__Required action__.
List all the lines in these records that hold "Adhoc".

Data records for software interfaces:
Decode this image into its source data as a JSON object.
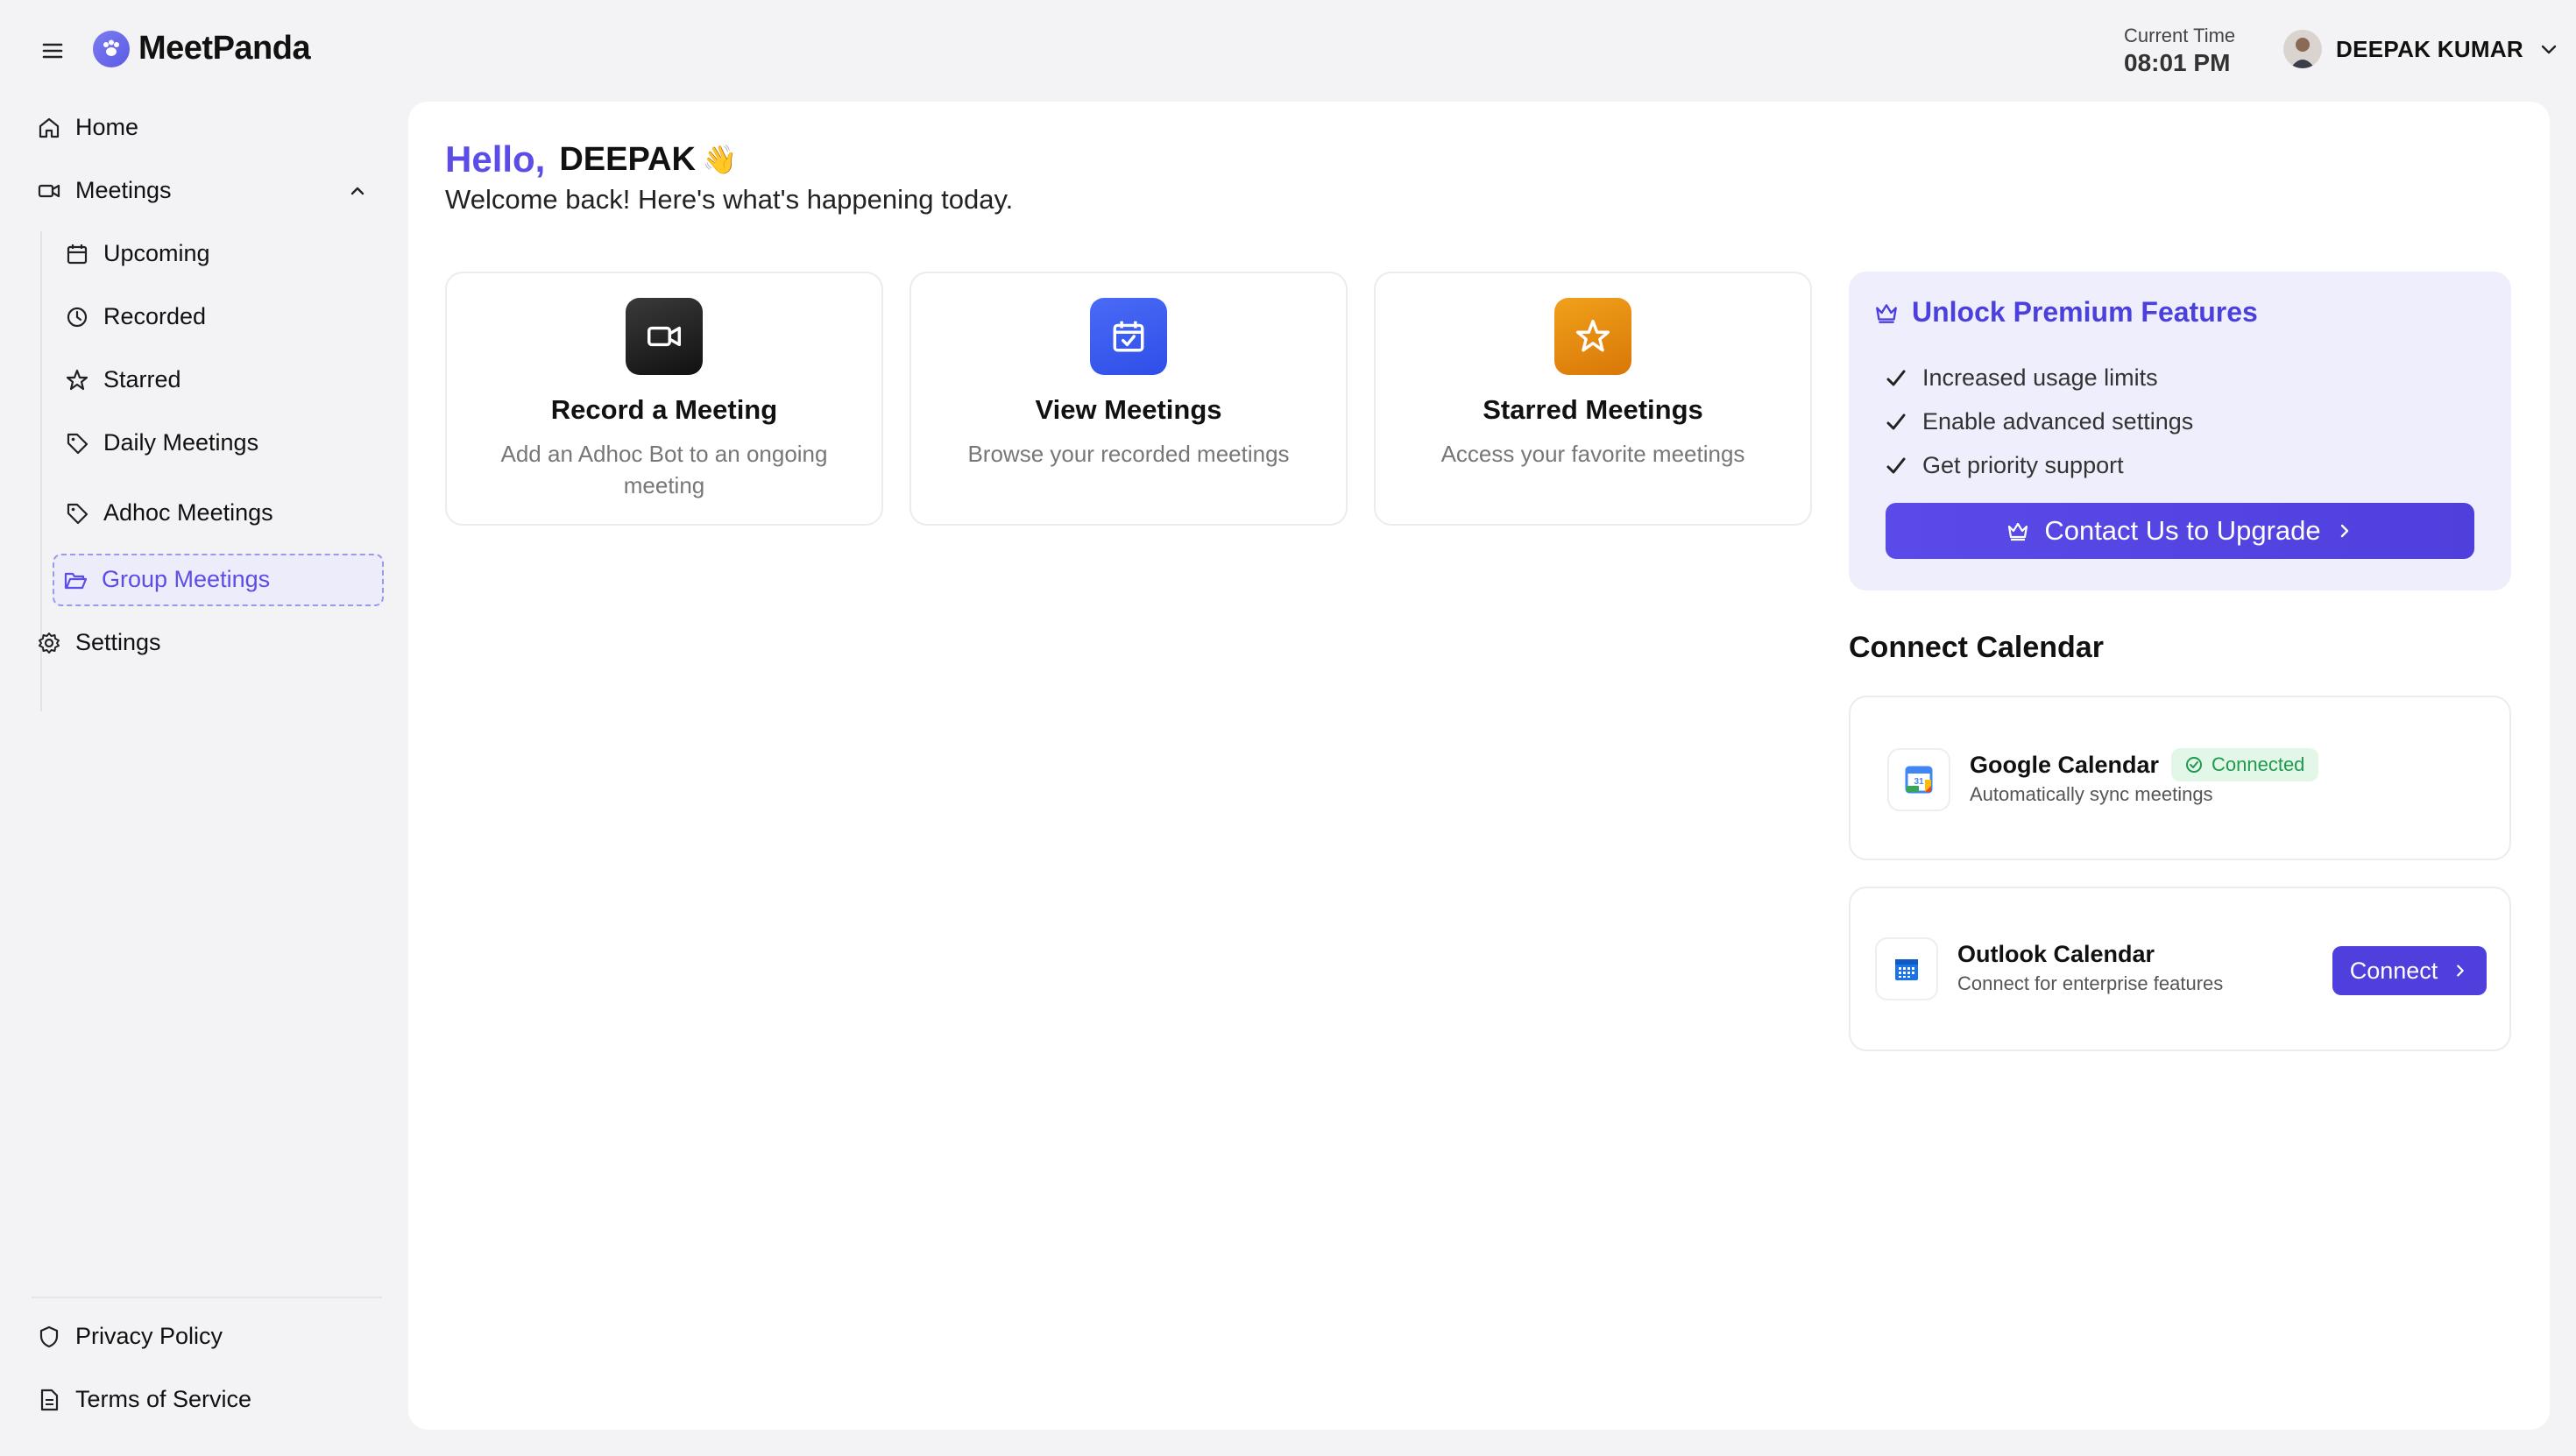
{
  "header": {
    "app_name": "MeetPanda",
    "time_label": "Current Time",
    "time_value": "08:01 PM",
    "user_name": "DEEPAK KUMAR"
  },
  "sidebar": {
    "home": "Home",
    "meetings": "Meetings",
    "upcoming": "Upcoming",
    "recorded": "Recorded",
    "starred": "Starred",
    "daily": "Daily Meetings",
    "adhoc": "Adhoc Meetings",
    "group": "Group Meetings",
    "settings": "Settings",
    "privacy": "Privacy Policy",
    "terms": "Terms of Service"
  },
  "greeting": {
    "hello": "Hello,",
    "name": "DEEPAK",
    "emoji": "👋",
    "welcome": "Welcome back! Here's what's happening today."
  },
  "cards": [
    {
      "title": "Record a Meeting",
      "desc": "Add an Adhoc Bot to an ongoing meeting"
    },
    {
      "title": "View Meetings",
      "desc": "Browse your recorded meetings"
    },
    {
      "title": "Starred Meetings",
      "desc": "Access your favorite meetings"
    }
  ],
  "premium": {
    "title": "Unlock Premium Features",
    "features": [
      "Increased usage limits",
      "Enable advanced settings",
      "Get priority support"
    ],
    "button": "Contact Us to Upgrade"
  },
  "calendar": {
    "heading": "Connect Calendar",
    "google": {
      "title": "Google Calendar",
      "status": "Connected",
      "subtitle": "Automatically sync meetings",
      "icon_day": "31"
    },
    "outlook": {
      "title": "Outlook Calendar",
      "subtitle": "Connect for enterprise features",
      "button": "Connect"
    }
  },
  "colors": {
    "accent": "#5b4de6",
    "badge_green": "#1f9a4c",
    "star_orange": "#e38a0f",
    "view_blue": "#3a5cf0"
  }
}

__Your solution__.
    "adhoc": "Adhoc Meetings",
      "desc": "Add an Adhoc Bot to an ongoing meeting"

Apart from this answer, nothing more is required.